Wednesday, October 14, 2009

A textbook case for early screening for skin cancer

First: I'm fine.

Second: I have a three-inch scar running down my right cheek.

Third: sunscreen! Hats!

But back to the first point.

I'm fine. I guess that's the most important point to make. That, and I'm sure glad that I'm not a super vain person about my looks. And, I'm ready for Halloween?

Nah, it's really not that bad. But it could have been.

Michael and I make our yearly dermatology appointments each fall with Dr. Silva when we're back in Sacramento, back on the job. Obviously, we're good --- ok, great? -- candidates for skin cancer. We live the majority of the year in sunny climates. And --- oh yeah --- we went sailing for about 16 years, most of the time sin sunscreen. We didn't burn, we weren't sunbathing. But we were undoubtedly damaging our skin.

Michael headed in first and discovered he had a squamous cell carcinoma on his chest, which he had surgically removed last week.

Ouch!

I headed in for my check up and pointed to the tiniest little bump on my cheek. I thought it was something like a zit but it didn't heal, didn't get red, didn't change color, didn't itch. It was just a tiny bump.

Fortunately, Dr. Silva didn't agree. We didn't even get to screening the rest of my face before she was biopsying that little blemish, which came back as a very aggressive type of basal cell carcinoma. I was immediately referred to a surgeon for a procedure called Mohs Surgery, where the surgeon removes and biopsies the skin, layer by layer, all on the same day, until a completely clean biopsy is present. It can often take two or three surgeries before they are ready to stitch you up and send you home.

What's apparently so good about the Mohs Surgery is they get it all the first time.

I got lucky --- lucky that I got in so early, lucky that it only took one surgery. The type of cell I have is aggressive, ill-defined, often spreading rapidly below the radar so that by the time the bump shows up, it's off and running.

I would hate to think what my face would have looked like if I had waited.

I'm not sharing this because I need to whine or I need sympathy or I need flowers. Really, all I need is for all of my friends to take the time to get screened by a good dermatologist.
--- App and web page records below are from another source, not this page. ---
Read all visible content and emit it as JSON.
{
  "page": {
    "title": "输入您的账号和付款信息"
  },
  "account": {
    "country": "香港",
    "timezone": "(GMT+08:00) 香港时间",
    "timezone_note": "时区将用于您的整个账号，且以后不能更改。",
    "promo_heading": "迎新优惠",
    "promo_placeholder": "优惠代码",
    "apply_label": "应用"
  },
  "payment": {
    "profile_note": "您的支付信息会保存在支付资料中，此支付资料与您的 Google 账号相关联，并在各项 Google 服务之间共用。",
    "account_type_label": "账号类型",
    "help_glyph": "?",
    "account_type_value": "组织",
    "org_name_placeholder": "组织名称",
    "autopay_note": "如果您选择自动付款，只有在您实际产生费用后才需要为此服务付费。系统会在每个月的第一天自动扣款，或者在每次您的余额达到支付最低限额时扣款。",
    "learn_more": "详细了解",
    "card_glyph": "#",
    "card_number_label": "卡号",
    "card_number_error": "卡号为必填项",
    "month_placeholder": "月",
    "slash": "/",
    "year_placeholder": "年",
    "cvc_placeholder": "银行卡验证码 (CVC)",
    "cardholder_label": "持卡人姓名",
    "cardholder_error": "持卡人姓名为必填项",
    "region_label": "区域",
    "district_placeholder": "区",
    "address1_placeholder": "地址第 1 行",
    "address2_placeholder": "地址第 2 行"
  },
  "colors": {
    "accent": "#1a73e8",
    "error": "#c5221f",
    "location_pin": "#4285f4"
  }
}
Because, as I said, my little innocuous bump was tiny.

6 comments:

nancy said...

Glad you nipped those in the bud, so to speak! Even more important for us folks who live in those sunny warm climates in the winter!

Pat said...

Sylvia - Thanks for the "heads up" for all of us. Pat and I went in a few months ago - Pat had basal cell carcinoma on his forearm, which was removed; it had looked like a somewhat scaly bump, not too big. I had a couple of things taken off with that freezing tool - just reminds us to be careful. (carole & pat)

Pat LaMont said...

We all need a wake up call like this. Thanks for sharing.

Nancy C. said...

I had a small basal cell carcinoma on my removed a few years ago. My dermatologist sent me to a plastic surgeon. Same procedure as yours. No scar, but $2500 later (insurance only covered $1,500 as that was considered the normal and customary charge). My dad had the same thing done at Echarri in Manzanillo by the plastic surgeon with the total charge (including pathology report) for $400. No scaring. Go figure!

Nancy C. said...

Should have read "on my neck".

Brenda said...

Thank you for sharing your experience.
Bringing this to people's attention is so important. Early detection is crucial to saving lives. I had a spot on my birthmark and let it go resulting in an ulcerated melanoma stage III this past April. Was in the hospital for 8 days, skin grafting, and almost lost my leg. I now refer to it as my shark bite. I can't stress enough to people to have their entire bodies checked regularly for suspicious spots and don't let anyone just blow you off and say it is nothing - go to a dermatologist. Douglas